### EXTRACTED INFORMATION ###
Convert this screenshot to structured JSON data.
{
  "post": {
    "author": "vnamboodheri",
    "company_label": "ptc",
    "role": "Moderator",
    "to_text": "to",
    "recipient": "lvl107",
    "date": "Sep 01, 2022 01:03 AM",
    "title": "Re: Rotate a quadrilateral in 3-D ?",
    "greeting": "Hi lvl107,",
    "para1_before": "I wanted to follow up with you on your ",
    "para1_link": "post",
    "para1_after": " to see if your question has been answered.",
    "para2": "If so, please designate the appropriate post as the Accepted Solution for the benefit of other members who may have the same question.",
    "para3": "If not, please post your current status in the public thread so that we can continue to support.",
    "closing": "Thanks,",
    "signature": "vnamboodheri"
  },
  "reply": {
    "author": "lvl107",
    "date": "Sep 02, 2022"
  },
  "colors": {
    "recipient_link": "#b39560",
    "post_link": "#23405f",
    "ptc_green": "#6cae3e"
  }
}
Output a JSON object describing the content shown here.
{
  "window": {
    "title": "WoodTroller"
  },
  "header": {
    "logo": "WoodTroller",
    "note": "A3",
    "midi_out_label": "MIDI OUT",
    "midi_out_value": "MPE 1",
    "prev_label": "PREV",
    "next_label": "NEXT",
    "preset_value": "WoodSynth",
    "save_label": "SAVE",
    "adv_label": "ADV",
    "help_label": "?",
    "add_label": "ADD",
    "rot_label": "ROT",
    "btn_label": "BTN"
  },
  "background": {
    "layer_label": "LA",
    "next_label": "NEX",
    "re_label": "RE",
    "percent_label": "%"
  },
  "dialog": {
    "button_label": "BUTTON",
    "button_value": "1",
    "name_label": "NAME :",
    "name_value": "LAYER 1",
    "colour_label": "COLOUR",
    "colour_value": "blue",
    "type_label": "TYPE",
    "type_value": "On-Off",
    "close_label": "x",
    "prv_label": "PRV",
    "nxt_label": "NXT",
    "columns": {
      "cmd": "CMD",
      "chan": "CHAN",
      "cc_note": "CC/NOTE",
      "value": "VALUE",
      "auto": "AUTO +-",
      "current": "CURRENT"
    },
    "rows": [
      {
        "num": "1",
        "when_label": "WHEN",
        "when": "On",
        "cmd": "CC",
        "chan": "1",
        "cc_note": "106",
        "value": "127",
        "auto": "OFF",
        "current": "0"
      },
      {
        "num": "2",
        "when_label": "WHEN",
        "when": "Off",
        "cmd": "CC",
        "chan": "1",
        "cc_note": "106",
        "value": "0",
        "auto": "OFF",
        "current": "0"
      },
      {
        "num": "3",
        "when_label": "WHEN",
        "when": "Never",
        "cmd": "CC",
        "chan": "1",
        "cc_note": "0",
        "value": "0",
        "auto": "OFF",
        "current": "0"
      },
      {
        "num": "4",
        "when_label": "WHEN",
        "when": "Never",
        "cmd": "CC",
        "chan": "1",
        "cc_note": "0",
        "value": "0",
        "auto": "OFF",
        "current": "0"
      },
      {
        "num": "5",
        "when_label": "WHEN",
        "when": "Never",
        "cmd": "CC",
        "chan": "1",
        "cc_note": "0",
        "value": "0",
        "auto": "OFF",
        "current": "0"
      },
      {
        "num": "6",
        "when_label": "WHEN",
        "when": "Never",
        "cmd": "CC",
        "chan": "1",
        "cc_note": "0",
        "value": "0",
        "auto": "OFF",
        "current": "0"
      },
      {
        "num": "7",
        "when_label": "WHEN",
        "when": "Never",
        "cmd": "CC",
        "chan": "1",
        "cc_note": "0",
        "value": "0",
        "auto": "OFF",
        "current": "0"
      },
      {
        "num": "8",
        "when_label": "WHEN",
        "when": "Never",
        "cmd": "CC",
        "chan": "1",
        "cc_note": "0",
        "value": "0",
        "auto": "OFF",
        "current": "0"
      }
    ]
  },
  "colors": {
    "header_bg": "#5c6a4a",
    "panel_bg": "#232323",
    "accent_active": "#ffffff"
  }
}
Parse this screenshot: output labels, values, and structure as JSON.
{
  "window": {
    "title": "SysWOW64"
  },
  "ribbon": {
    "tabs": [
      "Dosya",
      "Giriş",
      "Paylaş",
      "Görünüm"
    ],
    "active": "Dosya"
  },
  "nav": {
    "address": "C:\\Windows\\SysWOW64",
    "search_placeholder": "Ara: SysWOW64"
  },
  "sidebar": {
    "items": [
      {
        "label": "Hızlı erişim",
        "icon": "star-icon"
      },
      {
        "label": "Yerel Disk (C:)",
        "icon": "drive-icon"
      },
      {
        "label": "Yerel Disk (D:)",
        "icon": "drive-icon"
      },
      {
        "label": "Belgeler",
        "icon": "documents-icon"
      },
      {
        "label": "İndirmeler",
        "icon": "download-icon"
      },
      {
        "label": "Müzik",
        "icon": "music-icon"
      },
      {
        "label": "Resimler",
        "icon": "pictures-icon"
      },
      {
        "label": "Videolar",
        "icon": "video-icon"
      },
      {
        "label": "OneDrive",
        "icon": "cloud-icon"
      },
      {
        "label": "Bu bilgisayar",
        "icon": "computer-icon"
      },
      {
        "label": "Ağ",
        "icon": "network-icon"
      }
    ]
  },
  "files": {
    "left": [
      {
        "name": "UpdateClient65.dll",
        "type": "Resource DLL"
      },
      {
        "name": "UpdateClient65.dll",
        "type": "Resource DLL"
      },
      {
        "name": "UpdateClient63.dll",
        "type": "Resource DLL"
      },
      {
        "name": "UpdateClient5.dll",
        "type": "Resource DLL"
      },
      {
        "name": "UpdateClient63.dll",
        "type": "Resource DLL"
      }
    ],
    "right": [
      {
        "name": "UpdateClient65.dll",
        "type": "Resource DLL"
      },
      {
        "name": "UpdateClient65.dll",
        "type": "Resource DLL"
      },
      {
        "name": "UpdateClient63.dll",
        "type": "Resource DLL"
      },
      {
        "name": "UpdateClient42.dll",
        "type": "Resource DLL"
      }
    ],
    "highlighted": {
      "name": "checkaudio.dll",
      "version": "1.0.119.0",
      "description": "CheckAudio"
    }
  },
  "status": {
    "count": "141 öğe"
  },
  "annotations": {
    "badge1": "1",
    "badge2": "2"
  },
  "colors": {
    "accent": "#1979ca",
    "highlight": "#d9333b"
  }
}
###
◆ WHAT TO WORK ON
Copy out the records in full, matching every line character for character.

◆ EXERCISE OUTPUT
Convert this screenshot to structured JSON data.
{
  "post": {
    "author": "vnamboodheri",
    "company_label": "ptc",
    "role": "Moderator",
    "to_text": "to",
    "recipient": "lvl107",
    "date": "Sep 01, 2022 01:03 AM",
    "title": "Re: Rotate a quadrilateral in 3-D ?",
    "greeting": "Hi lvl107,",
    "para1_before": "I wanted to follow up with you on your ",
    "para1_link": "post",
    "para1_after": " to see if your question has been answered.",
    "para2": "If so, please designate the appropriate post as the Accepted Solution for the benefit of other members who may have the same question.",
    "para3": "If not, please post your current status in the public thread so that we can continue to support.",
    "closing": "Thanks,",
    "signature": "vnamboodheri"
  },
  "reply": {
    "author": "lvl107",
    "date": "Sep 02, 2022"
  },
  "colors": {
    "recipient_link": "#b39560",
    "post_link": "#23405f",
    "ptc_green": "#6cae3e"
  }
}
Output a JSON object describing the content shown here.
{
  "window": {
    "title": "WoodTroller"
  },
  "header": {
    "logo": "WoodTroller",
    "note": "A3",
    "midi_out_label": "MIDI OUT",
    "midi_out_value": "MPE 1",
    "prev_label": "PREV",
    "next_label": "NEXT",
    "preset_value": "WoodSynth",
    "save_label": "SAVE",
    "adv_label": "ADV",
    "help_label": "?",
    "add_label": "ADD",
    "rot_label": "ROT",
    "btn_label": "BTN"
  },
  "background": {
    "layer_label": "LA",
    "next_label": "NEX",
    "re_label": "RE",
    "percent_label": "%"
  },
  "dialog": {
    "button_label": "BUTTON",
    "button_value": "1",
    "name_label": "NAME :",
    "name_value": "LAYER 1",
    "colour_label": "COLOUR",
    "colour_value": "blue",
    "type_label": "TYPE",
    "type_value": "On-Off",
    "close_label": "x",
    "prv_label": "PRV",
    "nxt_label": "NXT",
    "columns": {
      "cmd": "CMD",
      "chan": "CHAN",
      "cc_note": "CC/NOTE",
      "value": "VALUE",
      "auto": "AUTO +-",
      "current": "CURRENT"
    },
    "rows": [
      {
        "num": "1",
        "when_label": "WHEN",
        "when": "On",
        "cmd": "CC",
        "chan": "1",
        "cc_note": "106",
        "value": "127",
        "auto": "OFF",
        "current": "0"
      },
      {
        "num": "2",
        "when_label": "WHEN",
        "when": "Off",
        "cmd": "CC",
        "chan": "1",
        "cc_note": "106",
        "value": "0",
        "auto": "OFF",
        "current": "0"
      },
      {
        "num": "3",
        "when_label": "WHEN",
        "when": "Never",
        "cmd": "CC",
        "chan": "1",
        "cc_note": "0",
        "value": "0",
        "auto": "OFF",
        "current": "0"
      },
      {
        "num": "4",
        "when_label": "WHEN",
        "when": "Never",
        "cmd": "CC",
        "chan": "1",
        "cc_note": "0",
        "value": "0",
        "auto": "OFF",
        "current": "0"
      },
      {
        "num": "5",
        "when_label": "WHEN",
        "when": "Never",
        "cmd": "CC",
        "chan": "1",
        "cc_note": "0",
        "value": "0",
        "auto": "OFF",
        "current": "0"
      },
      {
        "num": "6",
        "when_label": "WHEN",
        "when": "Never",
        "cmd": "CC",
        "chan": "1",
        "cc_note": "0",
        "value": "0",
        "auto": "OFF",
        "current": "0"
      },
      {
        "num": "7",
        "when_label": "WHEN",
        "when": "Never",
        "cmd": "CC",
        "chan": "1",
        "cc_note": "0",
        "value": "0",
        "auto": "OFF",
        "current": "0"
      },
      {
        "num": "8",
        "when_label": "WHEN",
        "when": "Never",
        "cmd": "CC",
        "chan": "1",
        "cc_note": "0",
        "value": "0",
        "auto": "OFF",
        "current": "0"
      }
    ]
  },
  "colors": {
    "header_bg": "#5c6a4a",
    "panel_bg": "#232323",
    "accent_active": "#ffffff"
  }
}
Parse this screenshot: output labels, values, and structure as JSON.
{
  "window": {
    "title": "SysWOW64"
  },
  "ribbon": {
    "tabs": [
      "Dosya",
      "Giriş",
      "Paylaş",
      "Görünüm"
    ],
    "active": "Dosya"
  },
  "nav": {
    "address": "C:\\Windows\\SysWOW64",
    "search_placeholder": "Ara: SysWOW64"
  },
  "sidebar": {
    "items": [
      {
        "label": "Hızlı erişim",
        "icon": "star-icon"
      },
      {
        "label": "Yerel Disk (C:)",
        "icon": "drive-icon"
      },
      {
        "label": "Yerel Disk (D:)",
        "icon": "drive-icon"
      },
      {
        "label": "Belgeler",
        "icon": "documents-icon"
      },
      {
        "label": "İndirmeler",
        "icon": "download-icon"
      },
      {
        "label": "Müzik",
        "icon": "music-icon"
      },
      {
        "label": "Resimler",
        "icon": "pictures-icon"
      },
      {
        "label": "Videolar",
        "icon": "video-icon"
      },
      {
        "label": "OneDrive",
        "icon": "cloud-icon"
      },
      {
        "label": "Bu bilgisayar",
        "icon": "computer-icon"
      },
      {
        "label": "Ağ",
        "icon": "network-icon"
      }
    ]
  },
  "files": {
    "left": [
      {
        "name": "UpdateClient65.dll",
        "type": "Resource DLL"
      },
      {
        "name": "UpdateClient65.dll",
        "type": "Resource DLL"
      },
      {
        "name": "UpdateClient63.dll",
        "type": "Resource DLL"
      },
      {
        "name": "UpdateClient5.dll",
        "type": "Resource DLL"
      },
      {
        "name": "UpdateClient63.dll",
        "type": "Resource DLL"
      }
    ],
    "right": [
      {
        "name": "UpdateClient65.dll",
        "type": "Resource DLL"
      },
      {
        "name": "UpdateClient65.dll",
        "type": "Resource DLL"
      },
      {
        "name": "UpdateClient63.dll",
        "type": "Resource DLL"
      },
      {
        "name": "UpdateClient42.dll",
        "type": "Resource DLL"
      }
    ],
    "highlighted": {
      "name": "checkaudio.dll",
      "version": "1.0.119.0",
      "description": "CheckAudio"
    }
  },
  "status": {
    "count": "141 öğe"
  },
  "annotations": {
    "badge1": "1",
    "badge2": "2"
  },
  "colors": {
    "accent": "#1979ca",
    "highlight": "#d9333b"
  }
}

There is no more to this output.